I tried six or seven mental tests and eventually settled on a test of arithmetic (how fast I could do simple problems such as 5-3). I hoped that now and then my score would change (in either direction, faster or slower) and that these changes would point to new things that control brain function. No one had/has done such a thing. I had no idea if unexpected changes would show up or, if they did, how often. I didn’t know what the score changes would look like (their size and shape) nor, of course, what would cause them. Would all of them involve diet? Would all of them make sense in terms of what we already know? (Flaxseed oil makes sense because the brain contains lots of omega-3.)
The first two surprises were these: 1. My score suddenly improved a few days after switching from Chinese flaxseed oil to American flaxseed oil. This made sense: It is easy to destroy omega-3 if flaxseed oil is kept at room temperature. 2. My score suddenly improved when I switched from pig fat to butter. This was counter-intuitive: pig fat is more paleo than butter.
Last fall, there was another surprise: My score greatly improved since the summer. I was much faster than ever before. At first I thought the improvement was due to moving to Beijing. I had moved from Berkeley to Beijing in early September. My Beijing life differed in a thousand ways from my Berkeley life. I had three ideas about which differences might matter. 1. Walnuts. Perhaps I ate more walnuts in Beijing. Walnuts are supposed to be good for brain function. 2. Heat. It was much hotter in Beijing than Berkeley. Maybe that improved brain function. 3. Vitamins. I took less vitamin supplements in Beijing. Maybe they harmed brain function.
I tested these possibilities. 1. I stopped eating walnuts. My arithmetic score did not clearly change. 2. Winter came, it got much colder. The improvement did not go away. 3. I took the same amount of vitamins I’d taken in Berkeley. My arithmetic score didn’t change. So all of these ideas were wrong.
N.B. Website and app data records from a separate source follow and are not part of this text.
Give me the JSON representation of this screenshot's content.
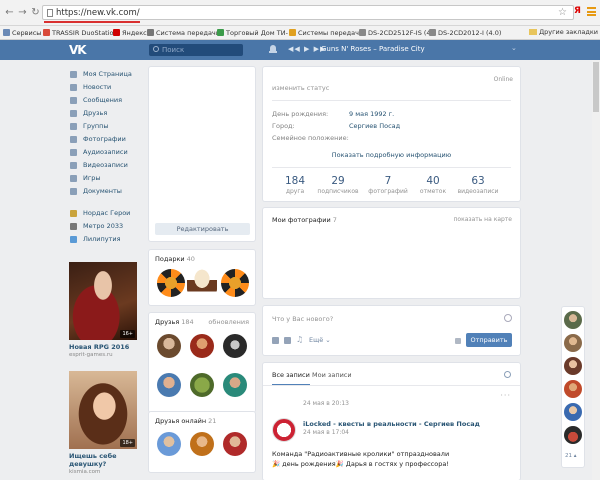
{
  "browser": {
    "url": "https://new.vk.com/",
    "bookmarks": [
      {
        "label": "Сервисы",
        "color": "#6b8ab6"
      },
      {
        "label": "TRASSIR DuoStation",
        "color": "#d94a3a"
      },
      {
        "label": "Яндекс",
        "color": "#d00000"
      },
      {
        "label": "Система передачи",
        "color": "#777777"
      },
      {
        "label": "Торговый Дом ТИ-",
        "color": "#3b9b4a"
      },
      {
        "label": "Системы передачи",
        "color": "#e0a020"
      },
      {
        "label": "DS-2CD2512F-IS (4",
        "color": "#888888"
      },
      {
        "label": "DS-2CD2012-I (4.0)",
        "color": "#888888"
      }
    ],
    "bookmarks_more": "Другие закладки"
  },
  "header": {
    "search_placeholder": "Поиск",
    "player_controls": "◀◀ ▶ ▶▶",
    "track": "Guns N' Roses – Paradise City"
  },
  "menu": {
    "items": [
      "Моя Страница",
      "Новости",
      "Сообщения",
      "Друзья",
      "Группы",
      "Фотографии",
      "Аудиозаписи",
      "Видеозаписи",
      "Игры",
      "Документы"
    ],
    "apps": [
      "Нордас Герои",
      "Метро 2033",
      "Лилипутия"
    ]
  },
  "ads": [
    {
      "title": "Новая RPG 2016",
      "sub": "esprit-games.ru",
      "badge": "16+"
    },
    {
      "title": "Ищешь себе девушку?",
      "sub": "kismia.com",
      "badge": "18+"
    }
  ],
  "profile": {
    "edit_button": "Редактировать",
    "online": "Online",
    "status": "изменить статус",
    "info": [
      {
        "label": "День рождения:",
        "value": "9 мая 1992 г."
      },
      {
        "label": "Город:",
        "value": "Сергиев Посад"
      },
      {
        "label": "Семейное положение:",
        "value": ""
      }
    ],
    "more_info": "Показать подробную информацию",
    "counters": [
      {
        "n": "184",
        "l": "друга"
      },
      {
        "n": "29",
        "l": "подписчиков"
      },
      {
        "n": "7",
        "l": "фотографий"
      },
      {
        "n": "40",
        "l": "отметок"
      },
      {
        "n": "63",
        "l": "видеозаписи"
      }
    ]
  },
  "gifts": {
    "title": "Подарки",
    "count": "40"
  },
  "friends": {
    "title": "Друзья",
    "count": "184",
    "right": "обновления"
  },
  "friends_online": {
    "title": "Друзья онлайн",
    "count": "21"
  },
  "photos": {
    "title": "Мои фотографии",
    "count": "7",
    "right": "показать на карте"
  },
  "composer": {
    "placeholder": "Что у Вас нового?",
    "more": "Ещё ⌄",
    "send": "Отправить"
  },
  "feed": {
    "tabs": [
      "Все записи",
      "Мои записи"
    ],
    "top_date": "24 мая в 20:13",
    "author": "iLocked - квесты в реальности - Сергиев Посад",
    "date": "24 мая в 17:04",
    "text_line1": "Команда \"Радиоактивные кролики\" отпраздновали",
    "text_line2": "🎉 день рождения🎉 Дарья в гостях у профессора!"
  },
  "rail": {
    "count": "21 ▴"
  }
}
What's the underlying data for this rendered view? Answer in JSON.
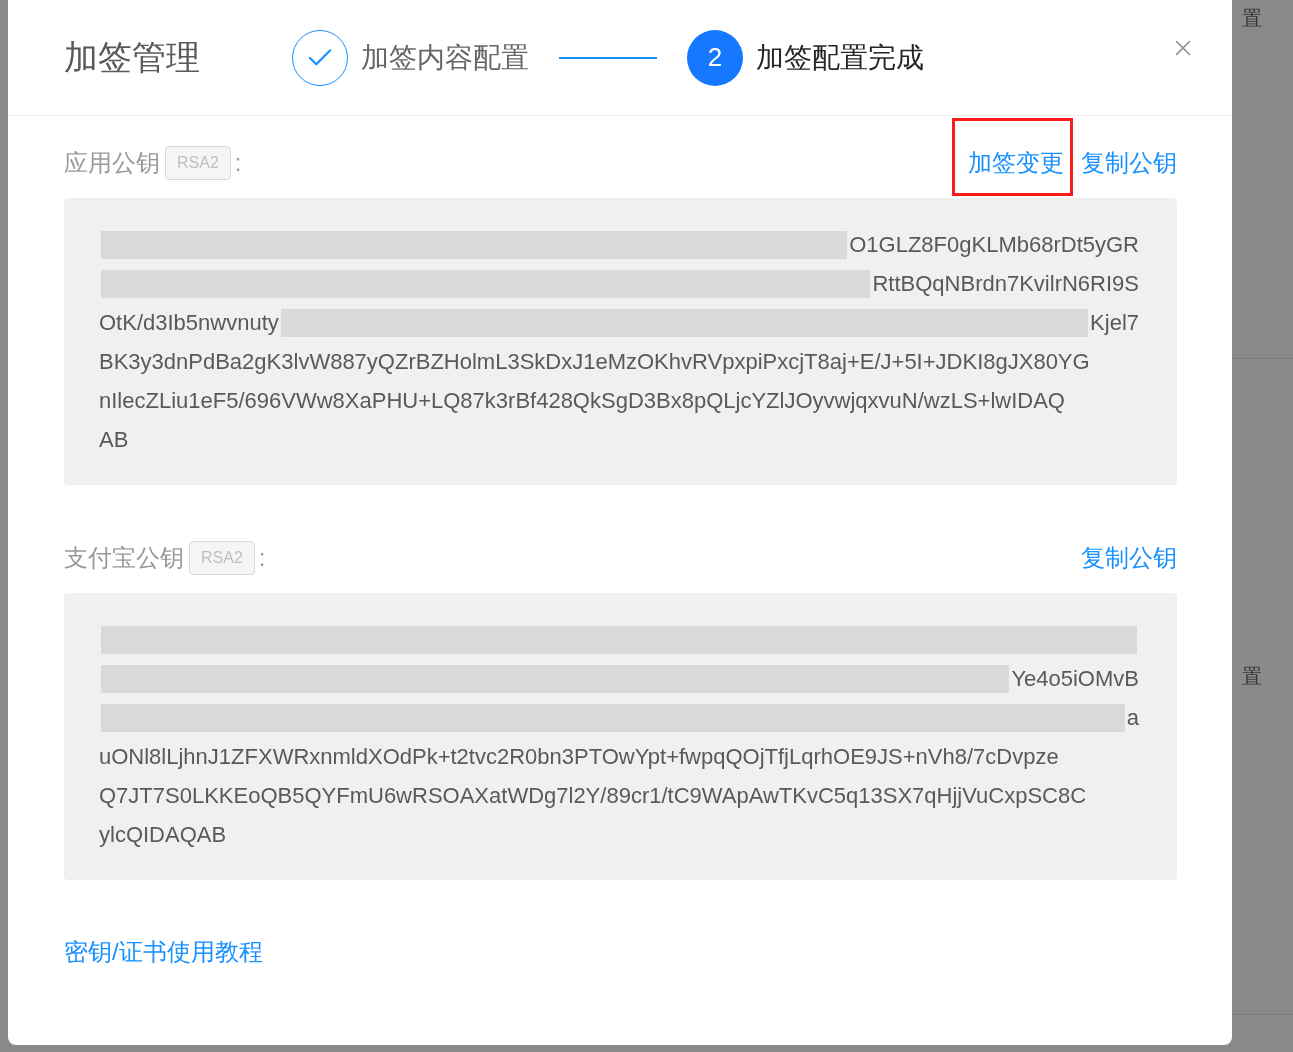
{
  "background_page": {
    "texts": [
      "置",
      "置"
    ]
  },
  "modal": {
    "title": "加签管理",
    "steps": [
      {
        "label": "加签内容配置",
        "done": true,
        "selected": false
      },
      {
        "label": "加签配置完成",
        "done": false,
        "selected": true,
        "number": "2"
      }
    ]
  },
  "sections": [
    {
      "label": "应用公钥",
      "tag": "RSA2",
      "label_suffix": ":",
      "actions": [
        {
          "label": "加签变更",
          "highlighted": true
        },
        {
          "label": "复制公钥",
          "highlighted": false
        }
      ],
      "key_lines": [
        [
          {
            "kind": "redacted"
          },
          {
            "kind": "text",
            "text": "O1GLZ8F0gKLMb68rDt5yGR"
          }
        ],
        [
          {
            "kind": "redacted"
          },
          {
            "kind": "text",
            "text": "RttBQqNBrdn7KvilrN6RI9S"
          }
        ],
        [
          {
            "kind": "text",
            "text": "OtK/d3Ib5nwvnuty"
          },
          {
            "kind": "redacted"
          },
          {
            "kind": "text",
            "text": "Kjel7"
          }
        ],
        [
          {
            "kind": "text",
            "text": "BK3y3dnPdBa2gK3lvW887yQZrBZHolmL3SkDxJ1eMzOKhvRVpxpiPxcjT8aj+E/J+5I+JDKI8gJX80YG"
          }
        ],
        [
          {
            "kind": "text",
            "text": "nIlecZLiu1eF5/696VWw8XaPHU+LQ87k3rBf428QkSgD3Bx8pQLjcYZlJOyvwjqxvuN/wzLS+lwIDAQ"
          }
        ],
        [
          {
            "kind": "text",
            "text": "AB"
          }
        ]
      ]
    },
    {
      "label": "支付宝公钥",
      "tag": "RSA2",
      "label_suffix": ":",
      "actions": [
        {
          "label": "复制公钥",
          "highlighted": false
        }
      ],
      "key_lines": [
        [
          {
            "kind": "redacted"
          }
        ],
        [
          {
            "kind": "redacted"
          },
          {
            "kind": "text",
            "text": "Ye4o5iOMvB"
          }
        ],
        [
          {
            "kind": "redacted"
          },
          {
            "kind": "text",
            "text": "a"
          }
        ],
        [
          {
            "kind": "text",
            "text": "uONl8lLjhnJ1ZFXWRxnmldXOdPk+t2tvc2R0bn3PTOwYpt+fwpqQOjTfjLqrhOE9JS+nVh8/7cDvpze"
          }
        ],
        [
          {
            "kind": "text",
            "text": "Q7JT7S0LKKEoQB5QYFmU6wRSOAXatWDg7l2Y/89cr1/tC9WApAwTKvC5q13SX7qHjjVuCxpSC8C"
          }
        ],
        [
          {
            "kind": "text",
            "text": "ylcQIDAQAB"
          }
        ]
      ]
    }
  ],
  "footer_link": "密钥/证书使用教程"
}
Because they were wrong, I considered a fourth possibility: The improvement was due to removal of two mercury amalgam fillings on July 28, 2010. They were replaced with non-amalgam fillings. I’d had them removed for precautionary reasons. I wasn’t suffering from any signs of mercury poisoning. Hair tests had repeatedly shown mildly high amounts of mercury in my hair (75th percentile of an unspecified sample). Measurements of the mercury in my breath had come out higher than usual but it was hard to be sure the machine was working correctly.
I looked again at my data. It showed something I hadn’t noticed: the improvement started before I went to Beijing. It started very close to July 28. That was good evidence that the mercury explanation was correct. Now the evidence is even stronger. I’ve returned to Berkeley and thereby made my life quite similar to the situation when my scores were much higher than now. The improvement has remained.
The evidence for causality — removal of mercury amalgam fillings improved my arithmetic score — rests on three things: 1. Four other explanations made incorrect predictions. 2. The improvement, which lasted months, started within a few days of the removal. Long-term improvements (not due to practice) are rare — this is the only one I’ve noticed. 3. Mercury is known to harm neural function (“mad as a hatter”). As far as I’m concerned, that’s plenty.
A long Wikipedia article describes evidence on both sides of the question of whether mercury amalgam fillings cause damage. In 2009, the American Dental Association stated in a press release “the overwhelming weight of scientific evidence supports the safety and efficacy of dental [mercury-containing] amalgam.” As recently as 1991, Consumer Reports told readers “if a dentist wants to remove your fillings because they contain mercury, watch your wallet.” (Dental insurance will pay most of the cost of removing my remaining amalgam fillings.) In an essay last revised in 2006, Stephen “Quackwatch” Barrett explained at length why mercury toxicity is a “scam”. According to Barrett, “there is overwhelming evidence that amalgam fillings are safe.”